Successful Alberta landlords know the importance of good tenant screening. This is especially important with the government planning some changes to make the laws in Alberta less friendly to landlords such as rent control.
In fact, most experienced and successful landlords put ‘tenant screening’ on the top of their list of the most important steps to succeed. Tenants who pay rent on time and respect you and your rental property are the main drivers for you to run a profitable rental business.
How Can You Screen Tenants To Make Sure They Are Good Tenants?
We have written about this subject before. One of the most important tools successful landlords use to screen tenants to make sure they are good tenants is a credit check. You can join the Alberta Landlords Association (the real one, not the group in Edmonton who changed their name to sound like the real ALA) for a low one time registration fee and start running premium credit checks for the member price of $10/check.
What Does A Credit Check on a Tenant Show Me?
It shows a lot. And it includes the information a landlord needs! For example a credit check can be done on your home computer (it takes about a minute) and it will show you lots of information about your potential tenant. It includes:

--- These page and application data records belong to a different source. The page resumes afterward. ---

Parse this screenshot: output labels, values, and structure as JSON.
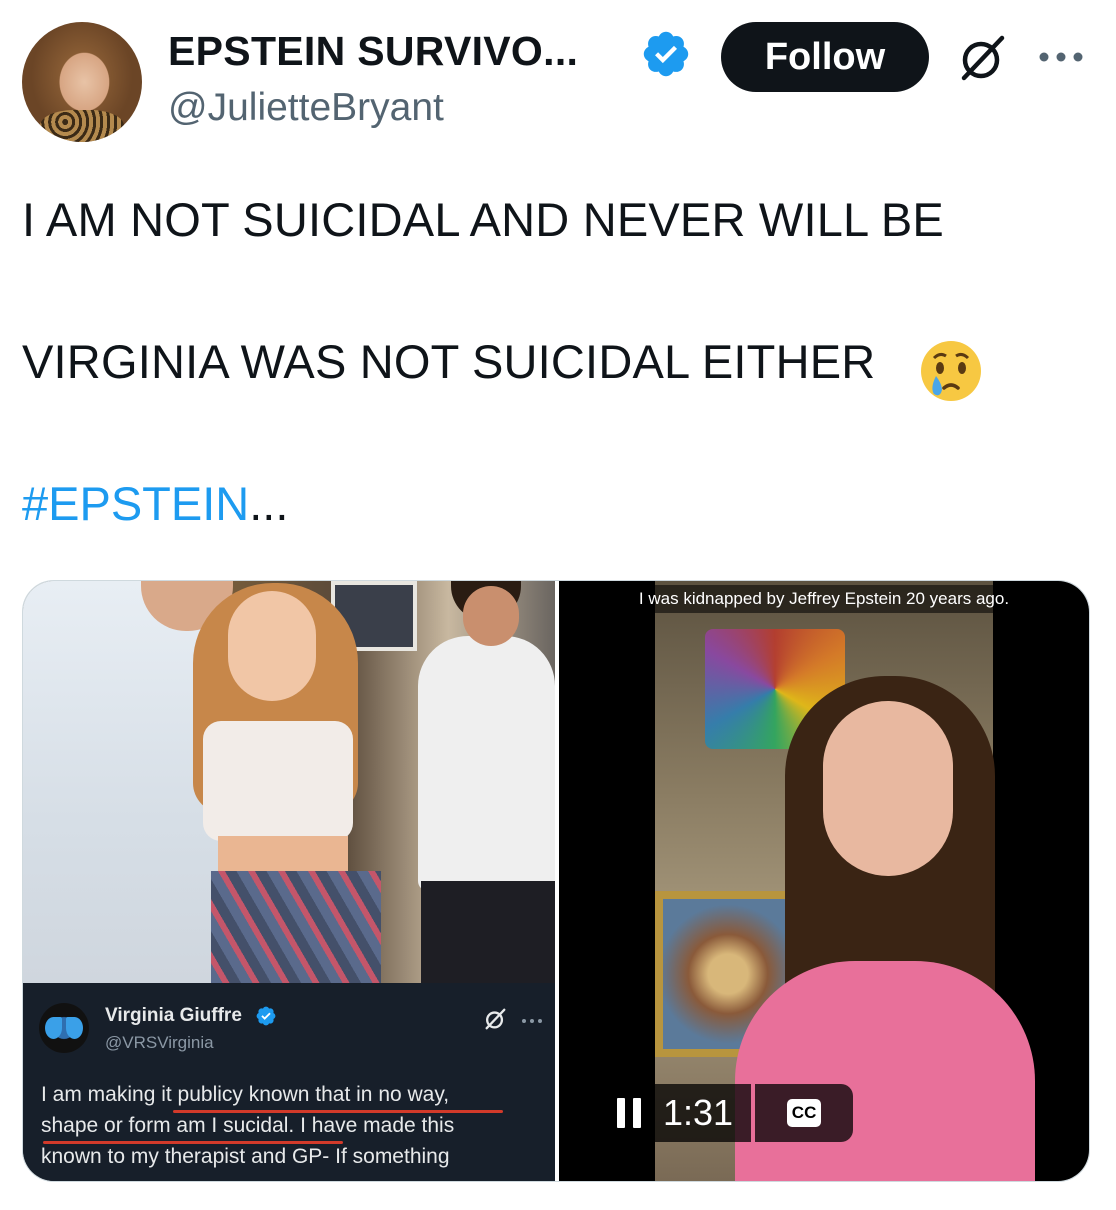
{
  "author": {
    "display_name": "EPSTEIN SURVIVO...",
    "handle": "@JulietteBryant",
    "verified": true
  },
  "actions": {
    "follow_label": "Follow",
    "grok_icon": "grok-icon",
    "more_icon": "more-icon"
  },
  "tweet": {
    "line1": "I AM NOT SUICIDAL AND NEVER WILL BE",
    "line2": "VIRGINIA WAS NOT SUICIDAL EITHER",
    "emoji": "crying-face",
    "hashtag": "#EPSTEIN",
    "ellipsis": "..."
  },
  "media": {
    "embedded_post": {
      "name": "Virginia Giuffre",
      "handle": "@VRSVirginia",
      "text_lines": [
        "I am making it publicy known that in no way,",
        "shape or form am I sucidal. I have made this",
        "known to my therapist and GP- If something"
      ]
    },
    "video": {
      "caption": "I was kidnapped by Jeffrey Epstein 20 years ago.",
      "time": "1:31",
      "cc_label": "CC"
    }
  },
  "colors": {
    "link": "#1d9bf0",
    "verified": "#1d9bf0",
    "text": "#0f1419",
    "secondary": "#536471"
  }
}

1.Real Past Addresses
Are those past addresses on the application honest? The credit check will show you!
2. Employment History
Did they really work at these jobs? Are they currently employed where they say they are employed? Run a credit check to verify and find the truth.
3. Do They Owe Anyone Money
Did they rip anyone off in the past? Do they owe money to former landlords or anyone else? A tenant credit check will give you a full view of past debts.
4. Credit Score
The credit score is the ultimate indicator of financial risk.
5. Recommendation – should you rent them or not?
Should you rent to these tenants? A credit check even gives you a recommendation along with all the other data…all for $10 for ALA members!
Even Good Tenants Can Change
Sometimes you still can face off with some bad tenants. People can change. For example, a terrific couple renting your investment property can start arguing and separate.
Or a former good tenant can lose their job. They stop paying rent because they can’t afford it.
Some good tenants change their ways because they learn from bad tenants how to manipulate the system.
What Can You Do If You Have Problems With Your Tenants?
The rules have changed in Alberta as landlord and tenant issues are now being directed to the Residential Tenancy Dispute Resolution Service.
Edmonton Landlord Asks For Help With Bad Tenants
An Edmonton landlord recently wrote in:
I rented to a couple who fought and now there is only “her” living there and a variety of new boyfriends. Things have changed and now I consider her a ‘bad tenant’ because she owes me rent.
What can I do?
Residential Tenancy Dispute Resolution Service (RTDRS)
We contacted the Residential Tenancy Dispute Resolution Service (RTDRS) directly and asked them to provide some details to us.
1. What Does the Residential Tenancy Dispute Resolution Service Do?
The Residential Tenancy Dispute Resolution Service (RTDRS) offers landlords and tenants an alternative means of resolving serious disputes outside of court. The RTDRS is designed to be faster, more informal and less expensive than the courts.
2. Where Can Landlords Get More Information About Your Services?
Detailed information and downloadable tip sheets about using the service are available on our website at:
3. For What Tenant Issues Can Landlords Apply For?
Landlords may apply for the following remedies:
#1 where the breach consists of non-payment of rent, recovery of arrears of rent
#2 where the breach consists of failing to give up possession of the residential premises,
#3 recovery of possession of the premises from the over holding tenant
#4 recovery of compensation for the use and occupation of the premises by the over holding tenant
#5 where the breach is a substantial breach, termination of the tenancy
#6 recovery of damages resulting from the breach.
4. How Does the RTDRS Process Work?
Once someone chooses to use the service they must submit to the service their completed application form. The RTDRS will file their application and set a date and time for the hearing to take place.
5. What Happens at a Hearing?
The matter will be heard before a Tenancy Dispute Officer who is authorized to make binding decisions on claims up to $50,000. The decision of the Tenancy Dispute Officer is binding on all parties.
6. How Can I Find My Local RTDRS Office?
To confirm that the RTDRS has coverage in the geographic area of Alberta where the rental premises are located, please visit our website: www.rtdrs.alberta.ca
7. How Much Does it Cost An Alberta Landlord To File With the RTDRS?
The filing fee for the dispute resolution service is $75.
8. Who Can I Contact For More Information?
If you have further questions, please contact us at:
Edmonton: (780) 644-3000
For toll-free access within Alberta, first dial 310-0000
Alberta Landlords and RTDRS
We recommend landlords take great care and rent to good tenants. Renting to good, qualified tenants means you will rarely have to go to the RTDRS for a hearing.
If you do have to go we hope the information we provided was helpful. For more information you can listen to the Alberta Eviction Guide CD when you become a member of the Alberta Landlords Association.